You can see the appeal of Frank Loesser's 1956 hit for a large semi-professional group. Apart from the musical's considerable merits, there's plenty for a large male and female chorus to do. This probably explains why Village Light Opera Group chose to do a second mounting when its last production of the show is still remembered. Indeed, the ensemble numbers were more populated than any current Broadway production could afford.
The principals were problematic this time around, though. Michael Roth's Tony -- the "fella" of the title, who entices a waitress into marriage by sending her the photo of his good-looking foreman -- was too young, too thin, and not Italian enough to be really convincing. Also miscast were Catherine Hesse's Cleo, Ryan Cloud's Joe, and Margit Jensen's Marie: all clearly talented, but lightweight in these roles.

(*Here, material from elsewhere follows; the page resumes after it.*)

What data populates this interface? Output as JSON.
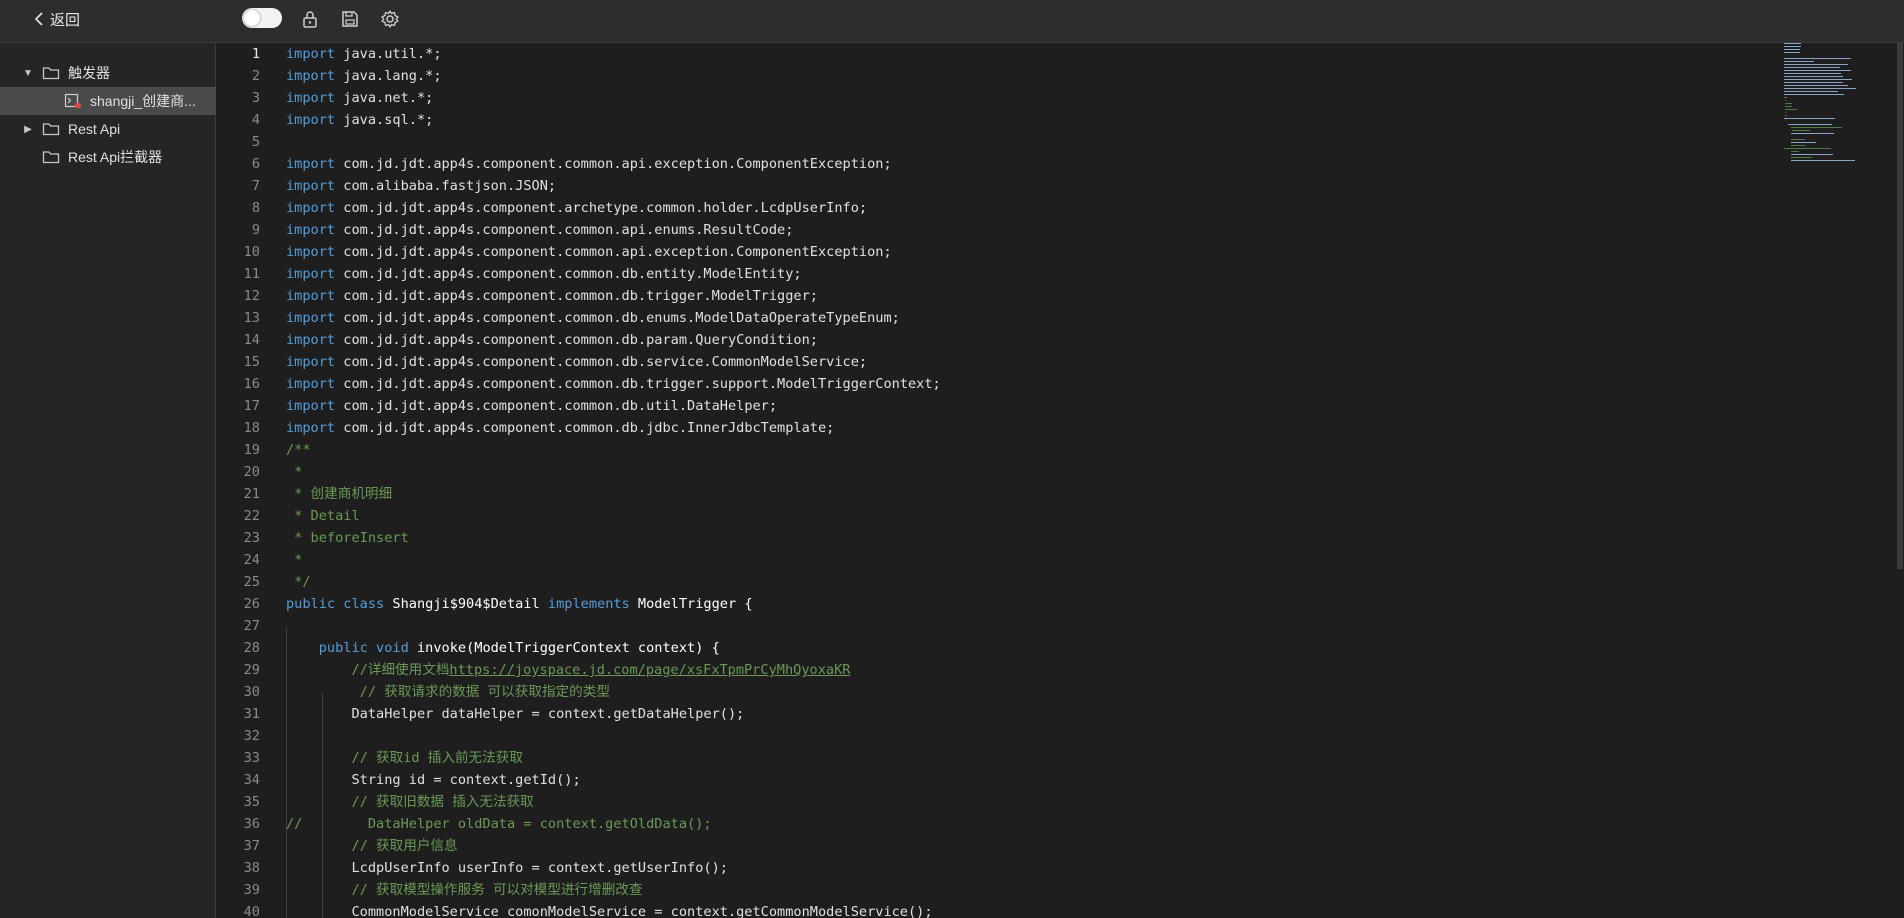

The same might have almost been said for Marissa McGowan's mail-order bride, but she overcame her baby-faced appearance with a voice of quality and assured acting. Donald Purdy, Jeffrey Kurnit, and James Weeden as the crowd-pleasing Italian trio, and David Simon as the postman were also first-rate. Best of all was Bj Hemann as Herman, perfection in the comedic second-banana role.
Director-choreographer Doug Hodge oversaw a well-paced production, and the large numbers, such as "Big D" and "The Fresno Beauties," were imaginatively staged.
The miking was troublesome, however. A necessary evil in the sprawling Taft Auditorium, voices dropped in an out. Sam Militello's lighting was variable, too, as the frequent use of spotlighting was rarely precise. John Robinson's setting was quite ambitious, even including a starry backdrop.
As usual, musical values were high, as Maestro Ronald W. Noll conducted his big orchestra with utter mastery and, under his seasoned leadership, provided a luscious, full-bodied Broadway sound.
In spite of flaws, this was a solid -- and ultimately moving -- production of a complex show.